#### Exercise aim:
Return all lines of the records that contain the word "Document".

#### The data:

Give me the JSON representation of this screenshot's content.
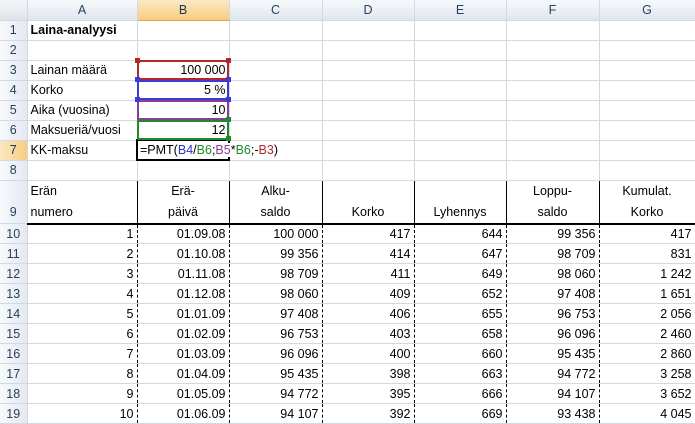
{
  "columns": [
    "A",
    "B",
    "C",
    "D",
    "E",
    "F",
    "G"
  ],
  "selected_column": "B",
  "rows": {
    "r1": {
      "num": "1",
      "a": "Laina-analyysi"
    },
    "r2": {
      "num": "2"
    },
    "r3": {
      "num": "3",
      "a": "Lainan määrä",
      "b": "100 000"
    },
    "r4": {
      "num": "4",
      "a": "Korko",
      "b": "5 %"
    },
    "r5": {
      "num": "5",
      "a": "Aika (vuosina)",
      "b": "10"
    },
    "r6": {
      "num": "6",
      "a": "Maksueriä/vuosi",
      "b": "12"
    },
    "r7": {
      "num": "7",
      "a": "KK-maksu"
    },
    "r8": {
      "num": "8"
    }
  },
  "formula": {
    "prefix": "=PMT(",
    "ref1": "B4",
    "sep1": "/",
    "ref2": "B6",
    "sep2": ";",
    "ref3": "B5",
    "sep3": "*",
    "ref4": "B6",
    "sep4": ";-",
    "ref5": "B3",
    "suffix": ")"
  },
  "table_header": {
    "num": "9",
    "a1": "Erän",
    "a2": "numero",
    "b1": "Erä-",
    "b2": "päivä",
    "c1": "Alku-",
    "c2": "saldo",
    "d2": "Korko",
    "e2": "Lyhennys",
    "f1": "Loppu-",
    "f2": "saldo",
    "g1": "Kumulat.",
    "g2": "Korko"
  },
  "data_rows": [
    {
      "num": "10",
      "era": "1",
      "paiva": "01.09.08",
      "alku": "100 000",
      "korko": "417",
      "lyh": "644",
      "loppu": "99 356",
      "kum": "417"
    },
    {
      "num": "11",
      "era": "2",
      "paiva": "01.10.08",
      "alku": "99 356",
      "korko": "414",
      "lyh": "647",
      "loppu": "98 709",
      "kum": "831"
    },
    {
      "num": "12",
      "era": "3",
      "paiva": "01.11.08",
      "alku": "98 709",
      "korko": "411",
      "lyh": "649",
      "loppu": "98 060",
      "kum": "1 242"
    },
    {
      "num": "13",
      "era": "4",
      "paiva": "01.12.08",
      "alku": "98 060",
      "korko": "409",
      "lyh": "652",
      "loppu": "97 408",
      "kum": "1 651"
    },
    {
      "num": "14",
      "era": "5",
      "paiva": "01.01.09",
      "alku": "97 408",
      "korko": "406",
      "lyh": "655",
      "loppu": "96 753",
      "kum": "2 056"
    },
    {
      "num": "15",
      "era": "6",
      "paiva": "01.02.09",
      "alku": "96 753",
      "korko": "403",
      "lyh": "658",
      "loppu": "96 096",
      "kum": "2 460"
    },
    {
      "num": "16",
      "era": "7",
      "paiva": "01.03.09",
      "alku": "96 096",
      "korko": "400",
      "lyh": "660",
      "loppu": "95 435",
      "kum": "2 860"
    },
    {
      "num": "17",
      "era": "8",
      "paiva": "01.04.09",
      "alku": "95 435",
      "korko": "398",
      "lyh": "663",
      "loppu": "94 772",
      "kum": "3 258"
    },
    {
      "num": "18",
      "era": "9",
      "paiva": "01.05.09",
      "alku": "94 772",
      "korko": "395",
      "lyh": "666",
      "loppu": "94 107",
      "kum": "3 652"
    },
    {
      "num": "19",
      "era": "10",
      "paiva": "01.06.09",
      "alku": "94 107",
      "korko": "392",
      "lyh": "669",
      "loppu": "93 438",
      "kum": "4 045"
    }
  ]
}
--
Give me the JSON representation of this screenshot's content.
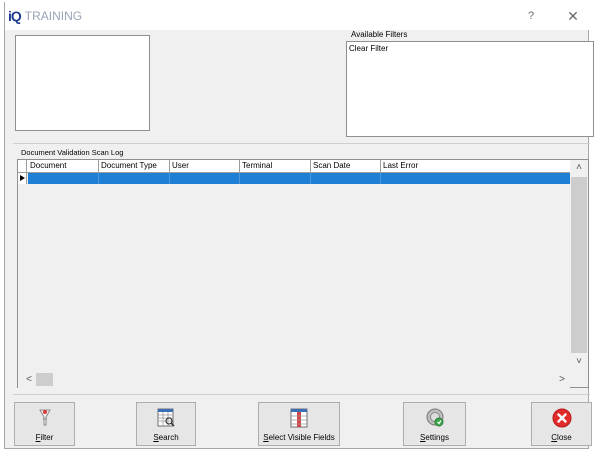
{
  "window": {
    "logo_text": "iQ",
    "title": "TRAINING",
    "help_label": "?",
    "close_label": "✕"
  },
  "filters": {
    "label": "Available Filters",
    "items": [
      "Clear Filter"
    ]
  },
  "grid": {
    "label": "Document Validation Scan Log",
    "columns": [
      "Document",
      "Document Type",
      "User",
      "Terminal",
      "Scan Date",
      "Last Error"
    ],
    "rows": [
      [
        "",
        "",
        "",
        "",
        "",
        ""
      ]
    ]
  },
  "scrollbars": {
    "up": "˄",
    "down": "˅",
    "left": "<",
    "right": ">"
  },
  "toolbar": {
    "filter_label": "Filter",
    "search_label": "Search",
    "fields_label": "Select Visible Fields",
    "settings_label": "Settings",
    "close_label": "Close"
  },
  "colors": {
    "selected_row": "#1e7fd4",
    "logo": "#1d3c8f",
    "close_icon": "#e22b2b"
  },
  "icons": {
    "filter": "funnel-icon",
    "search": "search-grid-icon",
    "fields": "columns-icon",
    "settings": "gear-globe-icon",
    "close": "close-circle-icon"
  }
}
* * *
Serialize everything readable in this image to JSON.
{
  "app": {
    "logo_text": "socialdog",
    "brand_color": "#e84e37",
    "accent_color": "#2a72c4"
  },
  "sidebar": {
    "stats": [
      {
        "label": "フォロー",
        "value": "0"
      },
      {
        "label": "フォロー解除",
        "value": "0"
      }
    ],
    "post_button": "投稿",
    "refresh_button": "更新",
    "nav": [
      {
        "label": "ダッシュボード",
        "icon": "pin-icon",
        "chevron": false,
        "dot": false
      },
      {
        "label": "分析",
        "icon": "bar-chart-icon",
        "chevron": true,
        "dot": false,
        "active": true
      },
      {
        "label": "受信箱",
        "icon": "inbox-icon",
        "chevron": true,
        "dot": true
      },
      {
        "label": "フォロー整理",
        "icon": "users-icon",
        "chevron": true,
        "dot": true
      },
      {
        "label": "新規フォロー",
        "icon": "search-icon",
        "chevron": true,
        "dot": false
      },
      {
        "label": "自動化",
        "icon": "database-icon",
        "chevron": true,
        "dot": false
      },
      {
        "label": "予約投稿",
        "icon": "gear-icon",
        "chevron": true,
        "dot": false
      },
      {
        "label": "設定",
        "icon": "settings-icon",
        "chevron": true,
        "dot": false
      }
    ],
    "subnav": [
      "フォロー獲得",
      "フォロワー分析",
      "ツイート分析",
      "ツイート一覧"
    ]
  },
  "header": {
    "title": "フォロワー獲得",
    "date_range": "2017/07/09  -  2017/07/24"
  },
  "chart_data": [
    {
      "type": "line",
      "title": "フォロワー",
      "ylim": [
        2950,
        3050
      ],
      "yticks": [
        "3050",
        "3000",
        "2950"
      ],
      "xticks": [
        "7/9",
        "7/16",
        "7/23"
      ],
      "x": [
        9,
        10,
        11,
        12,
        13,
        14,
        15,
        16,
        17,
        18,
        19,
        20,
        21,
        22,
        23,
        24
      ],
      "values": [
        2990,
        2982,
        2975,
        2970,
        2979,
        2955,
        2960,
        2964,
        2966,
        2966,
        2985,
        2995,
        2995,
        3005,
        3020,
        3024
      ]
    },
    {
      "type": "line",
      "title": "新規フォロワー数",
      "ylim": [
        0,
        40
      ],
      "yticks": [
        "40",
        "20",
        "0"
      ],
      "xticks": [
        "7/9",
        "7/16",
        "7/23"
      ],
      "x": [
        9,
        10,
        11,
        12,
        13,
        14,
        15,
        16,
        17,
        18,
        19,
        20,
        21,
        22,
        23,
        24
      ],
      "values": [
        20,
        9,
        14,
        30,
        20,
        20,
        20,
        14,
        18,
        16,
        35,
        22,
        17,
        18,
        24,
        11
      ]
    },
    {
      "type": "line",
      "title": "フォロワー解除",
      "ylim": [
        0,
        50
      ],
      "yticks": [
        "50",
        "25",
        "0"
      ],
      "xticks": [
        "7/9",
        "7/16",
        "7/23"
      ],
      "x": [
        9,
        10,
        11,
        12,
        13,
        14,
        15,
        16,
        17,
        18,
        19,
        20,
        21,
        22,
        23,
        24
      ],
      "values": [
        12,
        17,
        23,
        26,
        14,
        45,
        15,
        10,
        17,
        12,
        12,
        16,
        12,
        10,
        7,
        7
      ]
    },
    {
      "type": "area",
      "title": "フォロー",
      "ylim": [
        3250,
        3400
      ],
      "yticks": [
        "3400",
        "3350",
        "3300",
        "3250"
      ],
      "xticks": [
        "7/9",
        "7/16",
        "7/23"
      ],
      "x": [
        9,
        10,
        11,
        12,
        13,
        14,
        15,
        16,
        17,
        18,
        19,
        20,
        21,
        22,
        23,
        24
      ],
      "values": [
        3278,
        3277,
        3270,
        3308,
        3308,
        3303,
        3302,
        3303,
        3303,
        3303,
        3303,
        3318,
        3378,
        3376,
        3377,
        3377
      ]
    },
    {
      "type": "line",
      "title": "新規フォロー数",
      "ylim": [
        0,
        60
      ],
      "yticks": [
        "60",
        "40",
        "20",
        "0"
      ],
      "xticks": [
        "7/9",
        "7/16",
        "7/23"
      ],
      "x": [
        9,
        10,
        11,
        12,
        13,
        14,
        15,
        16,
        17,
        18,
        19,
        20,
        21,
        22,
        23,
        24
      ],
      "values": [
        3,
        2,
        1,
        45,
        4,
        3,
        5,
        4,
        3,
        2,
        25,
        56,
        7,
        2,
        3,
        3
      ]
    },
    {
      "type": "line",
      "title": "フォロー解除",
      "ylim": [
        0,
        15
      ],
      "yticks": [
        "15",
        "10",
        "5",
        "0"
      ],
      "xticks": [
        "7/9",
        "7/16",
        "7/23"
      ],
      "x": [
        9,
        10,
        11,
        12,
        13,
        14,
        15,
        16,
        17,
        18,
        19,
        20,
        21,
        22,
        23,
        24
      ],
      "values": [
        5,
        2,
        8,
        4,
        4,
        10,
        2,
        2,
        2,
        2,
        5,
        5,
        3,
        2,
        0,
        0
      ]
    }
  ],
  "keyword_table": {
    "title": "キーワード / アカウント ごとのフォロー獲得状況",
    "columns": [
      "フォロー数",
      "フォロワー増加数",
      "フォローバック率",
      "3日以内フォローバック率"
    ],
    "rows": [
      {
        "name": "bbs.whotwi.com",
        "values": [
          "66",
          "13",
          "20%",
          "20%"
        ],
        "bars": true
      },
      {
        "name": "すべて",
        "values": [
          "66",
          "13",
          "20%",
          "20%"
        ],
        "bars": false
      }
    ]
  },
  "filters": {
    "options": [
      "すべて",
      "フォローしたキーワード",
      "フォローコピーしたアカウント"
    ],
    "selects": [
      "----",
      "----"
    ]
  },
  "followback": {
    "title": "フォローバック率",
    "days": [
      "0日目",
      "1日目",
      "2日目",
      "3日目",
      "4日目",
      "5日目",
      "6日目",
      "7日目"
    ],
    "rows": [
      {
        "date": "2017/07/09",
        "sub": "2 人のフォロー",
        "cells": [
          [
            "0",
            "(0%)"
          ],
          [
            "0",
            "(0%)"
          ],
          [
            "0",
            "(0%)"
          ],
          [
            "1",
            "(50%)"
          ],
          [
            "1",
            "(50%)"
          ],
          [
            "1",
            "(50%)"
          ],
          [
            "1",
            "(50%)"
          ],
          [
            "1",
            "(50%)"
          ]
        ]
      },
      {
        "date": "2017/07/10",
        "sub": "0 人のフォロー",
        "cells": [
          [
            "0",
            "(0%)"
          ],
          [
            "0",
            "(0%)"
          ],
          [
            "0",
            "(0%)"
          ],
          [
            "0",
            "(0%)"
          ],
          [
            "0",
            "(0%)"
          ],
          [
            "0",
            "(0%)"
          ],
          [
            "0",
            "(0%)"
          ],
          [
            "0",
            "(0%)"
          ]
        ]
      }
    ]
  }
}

#### Answer space:
    "label": "Document Validation Scan Log",
      "Document",
      "Document Type",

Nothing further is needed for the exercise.